Keystone Crossroads: Rust or Revival? explores the urgent challenges pressing upon Pennsylvania's cities. WPSU is a contributing station.

WPSU's Community Calendar

Find out what's happening in Central & Northern PA on WPSU's Community Calendar! Submit your group's event at least 2 weeks in advance, and you might hear it announced on WPSU-FM.

Add your voice!

Write an essay for WPSU's This I Believe or BookMark.

On-Air Schedule

Public Radio for Central & Northern Pennsylvania

Hear WPSU-FM on the radio at the frequencies listed above, or stream WPSU-FM and our two HD channels right here by clicking the LISTEN LIVE button.

WPSU Podcasts

Subscribe to our podcasts and stay on top of your world with WPSU.
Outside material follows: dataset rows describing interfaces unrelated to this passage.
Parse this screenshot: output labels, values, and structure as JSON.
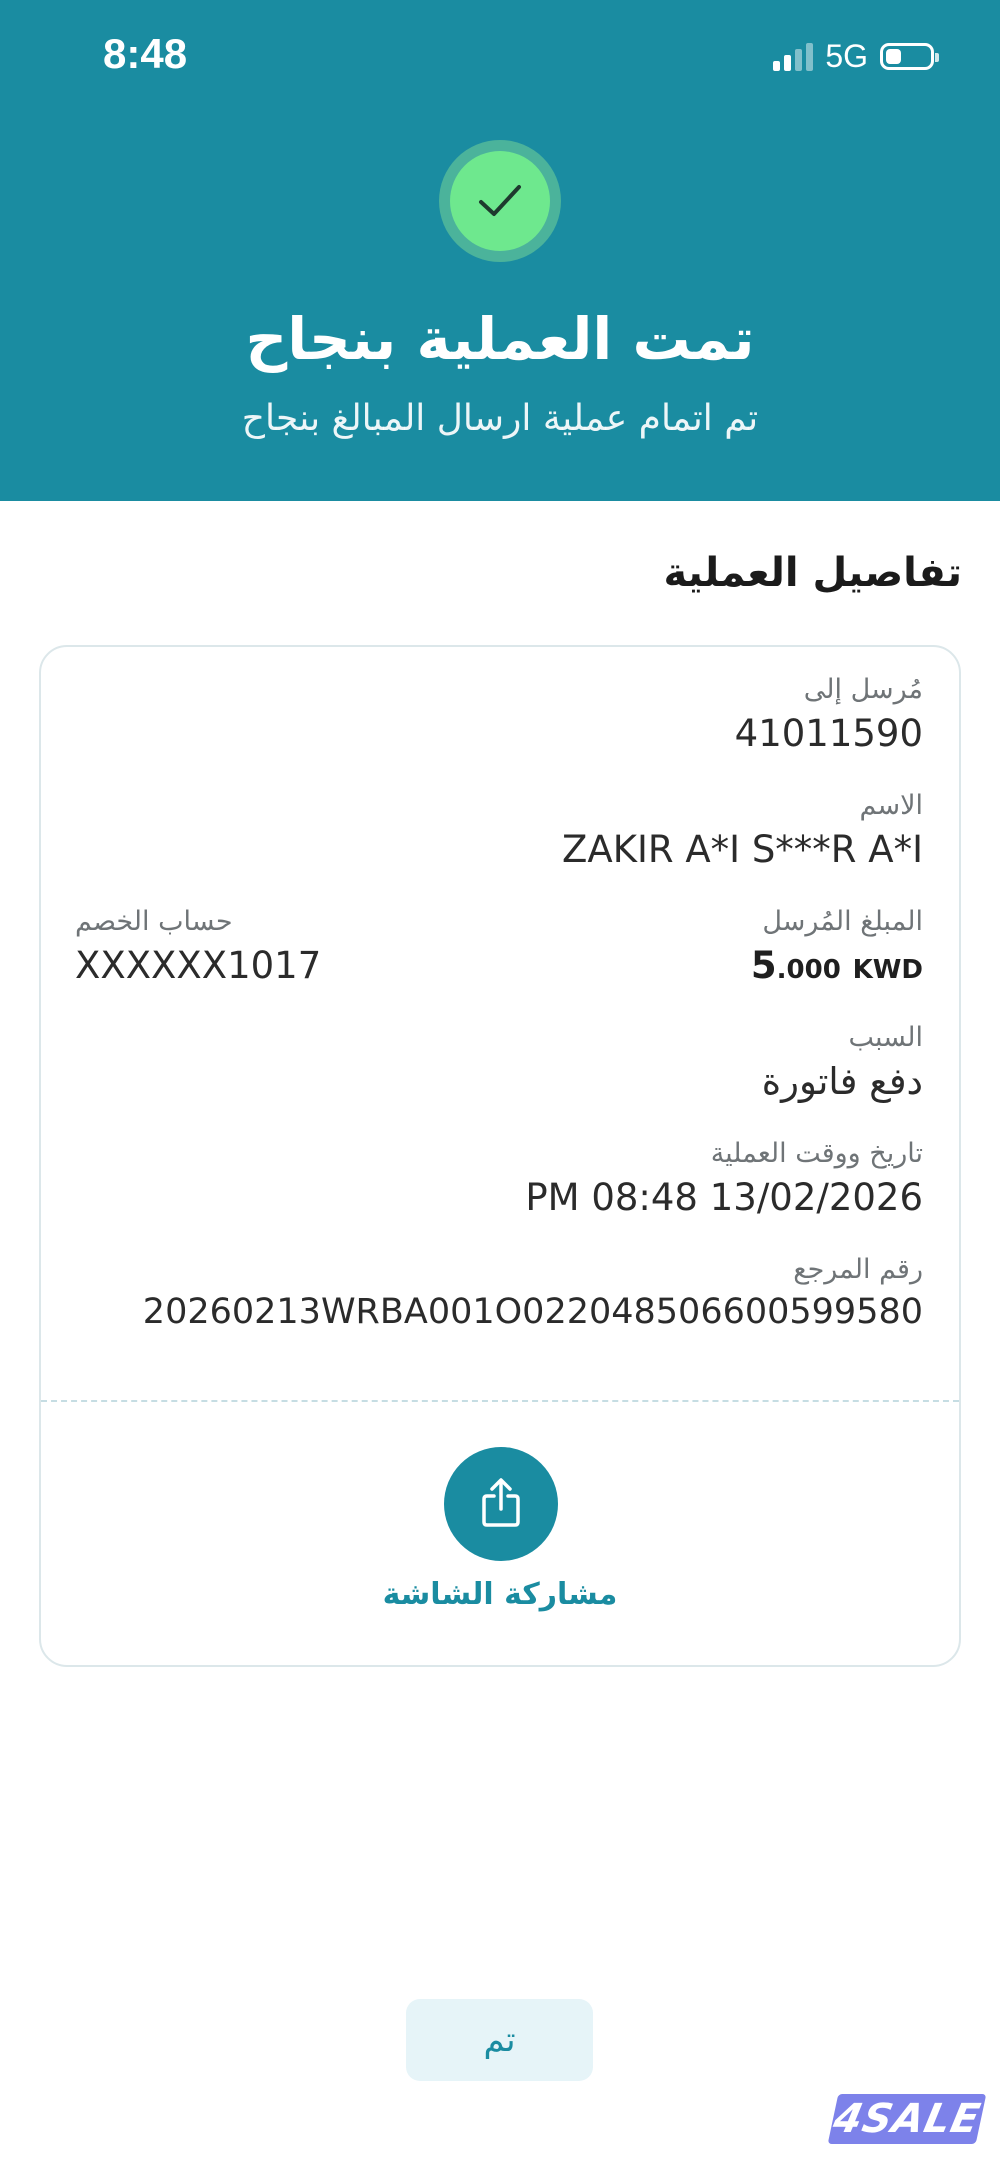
{
  "status_bar": {
    "time": "8:48",
    "network": "5G",
    "signal_bars_active": 2,
    "signal_bars_total": 4,
    "battery_level": 0.25
  },
  "header": {
    "title": "تمت العملية بنجاح",
    "subtitle": "تم اتمام عملية ارسال المبالغ بنجاح",
    "icon": "check-icon",
    "color": "#1a8ca1",
    "success_color": "#6ee88e"
  },
  "details": {
    "section_title": "تفاصيل العملية",
    "sent_to_label": "مُرسل إلى",
    "sent_to_value": "41011590",
    "name_label": "الاسم",
    "name_value": "ZAKIR A*I S***R A*I",
    "debit_account_label": "حساب الخصم",
    "debit_account_value": "XXXXXX1017",
    "amount_label": "المبلغ المُرسل",
    "amount_integer": "5",
    "amount_decimal": ".000",
    "amount_currency": "KWD",
    "reason_label": "السبب",
    "reason_value": "دفع فاتورة",
    "datetime_label": "تاريخ ووقت العملية",
    "datetime_value": "13/02/2026 08:48 PM",
    "reference_label": "رقم المرجع",
    "reference_value": "20260213WRBA001O022048506600599580"
  },
  "share": {
    "label": "مشاركة الشاشة",
    "icon": "share-icon"
  },
  "done_button": {
    "label": "تم"
  },
  "watermark": {
    "text": "4SALE"
  }
}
It's Folk Season

The Folk Show is back on WPSU-FM Saturday afternoons from 1-5pm, now through December, when the Metropolitain Opera Radio Season begins again.

Get your NPR News Fix This Weekend!

Listen to the latest from NPR News this weekend on Weekend Edition, Saturday & Sunday mornings, 8:00-10:00am; and All Things Considered, Saturday & Sunday evenings, 5:00-6:00pm on WPSU-FM.

Reasons To Stay

In case you missed WPSU's Regional Murrow Award-winning series, "Reasons to Stay," which explores what keeps people in central Pa, check it out at the link below.